New York State announces training grants to help communities in flood zones
ALBANY, N.Y. (WENY) -- New York State announced $250,000 in training grants to help communities withstand future flooding and reduce harmful algal blooms.
The grants will fund community and municipality-based training events to help communities increase resiliency to future flooding, and prevent outbreaks of harmful algal blooms in high-risk waterbodies.
With Finger Lakes communities facing major flooding risks, the State Agriculture Commissioner says these efforts will protect communities and help sustain New York's agricultural industry.
Training will focus on post flood emergency stream intervention, and proper roadside ditch maintenance and stabilization methods.
The New York State Department of Agriculture and Markets is currently accepting grant applications for the program on a rolling basis through February 2022 or until funds are exhausted. New York State Soil and Water Conservation Districts (SWCD), working in partnership with regional watershed groups and coalitions, are eligible.
SWCDs who receive grant funding will host about 40 training programs for municipalities across the state. Training programs are as follows:
Post Flood Emergency Stream Intervention Program
Increased flooding events have presented significant flood response challenges for state agencies, county and local municipal governments throughout New York State. Immediately following a flood, municipalities are often responsible for protecting public and, private infrastructure that is threatened by a nearby flooded stream. DEC, in partnership with the County Soil and Water Conservation Districts (SWCD), developed a Post Flood Emergency Stream Intervention (ESI) training program and manual to help municipal officials, contractors and machine operators respond effectively to flood damage. By following these guidelines and recommended procedures, municipalities will save time, money and resources. The ESI training program has expanded its reach and is delivered throughout New York State.
North Atlantic Aquatic Connectivity Collaborative
Road-stream crossings (bridges and culverts) often create increased flooding risk due to inadequate sizing and a disconnected design that harms ecological connectivity. With well over 100,000 crossings in New York State, addressing these problems can be challenging. The Community Resiliency Training program supports training through the North Atlantic Aquatic Connectivity Collaborative (NAACC), a 13-state collaborative that has created a standardized field assessment methodology on how to address road-stream crossings.

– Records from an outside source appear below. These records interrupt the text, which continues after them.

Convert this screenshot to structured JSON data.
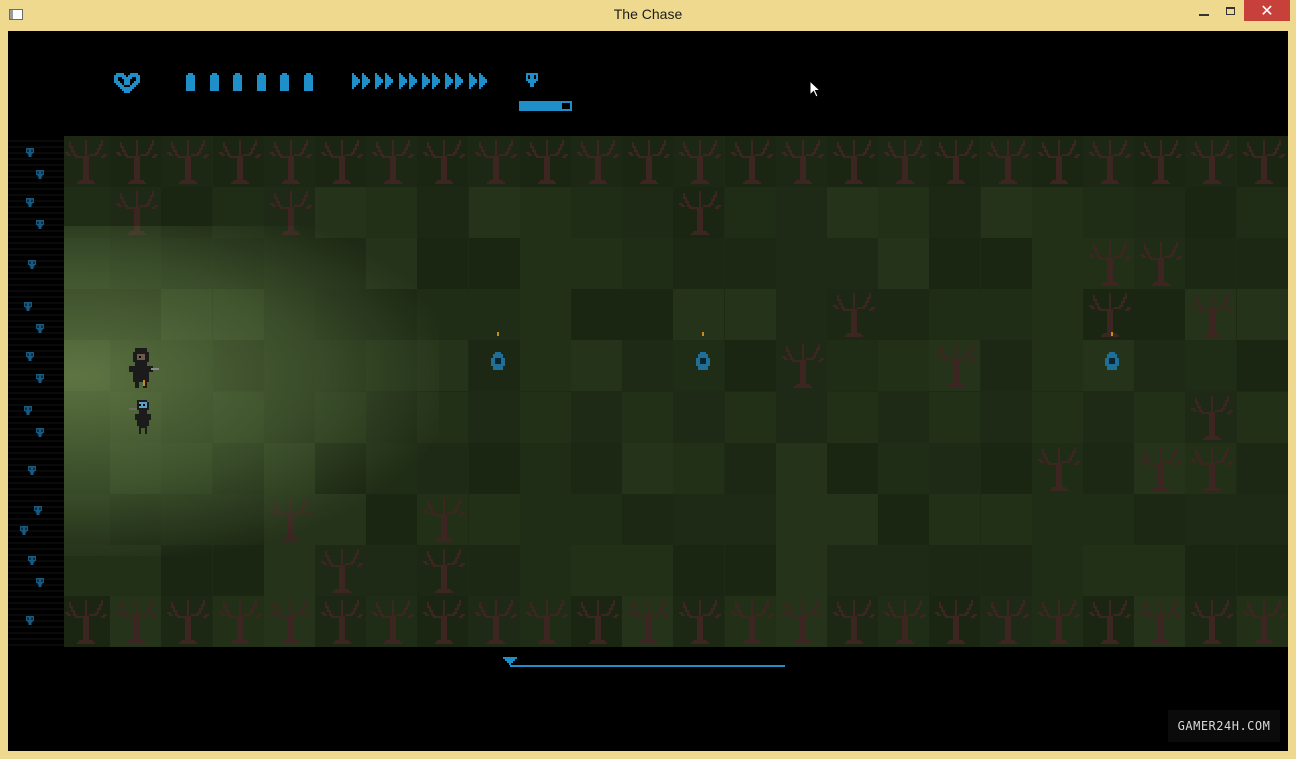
{
  "window": {
    "title": "The Chase",
    "controls": {
      "minimize": "minimize",
      "maximize": "maximize",
      "close": "✕"
    }
  },
  "hud": {
    "health_icon": "heart-icon",
    "ammo_count": 6,
    "ammo_icon": "bullet-icon",
    "speed_count": 6,
    "speed_icon": "fast-forward-icon",
    "enemy_icon": "skull-icon",
    "enemy_bar_fraction": 0.83
  },
  "map": {
    "theme": "dead forest",
    "progress_fraction": 0.03
  },
  "colors": {
    "accent": "#1f8fc9",
    "background": "#000000",
    "ground_dark": "#1d2a15",
    "ground_light": "#4a5d34",
    "tree": "#3d2622"
  },
  "watermark": "GAMER24H.COM"
}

Information generated by NAACC surveys helps formulate projects that increase flood resiliency, improve aquatic habitat connectivity and reduce polluted runoff.
Roadside Ditch Maintenance Training
While ditches drain roads, they also effectively intercept runoff from the surrounding landscape, including adjacent hill slopes, parking lots, buildings and other impervious surfaces. Ditches can rapidly divert water to streams, exacerbating flooding. Road salt, fertilizer, and sediments are often transported in this flow, with the potential to pollute nearby waterways. An improperly constructed and poorly maintained ditch can result in several problems, including disruption to the natural stream flow; increased erosion of stream banks; increased flooding; reduction in local groundwater tables; and the potential for increased pollution in water supplies. To address these issues, the Roadside Ditch Maintenance training program has developed specific guidance and criteria to ensure that ditches are properly constructed and maintained.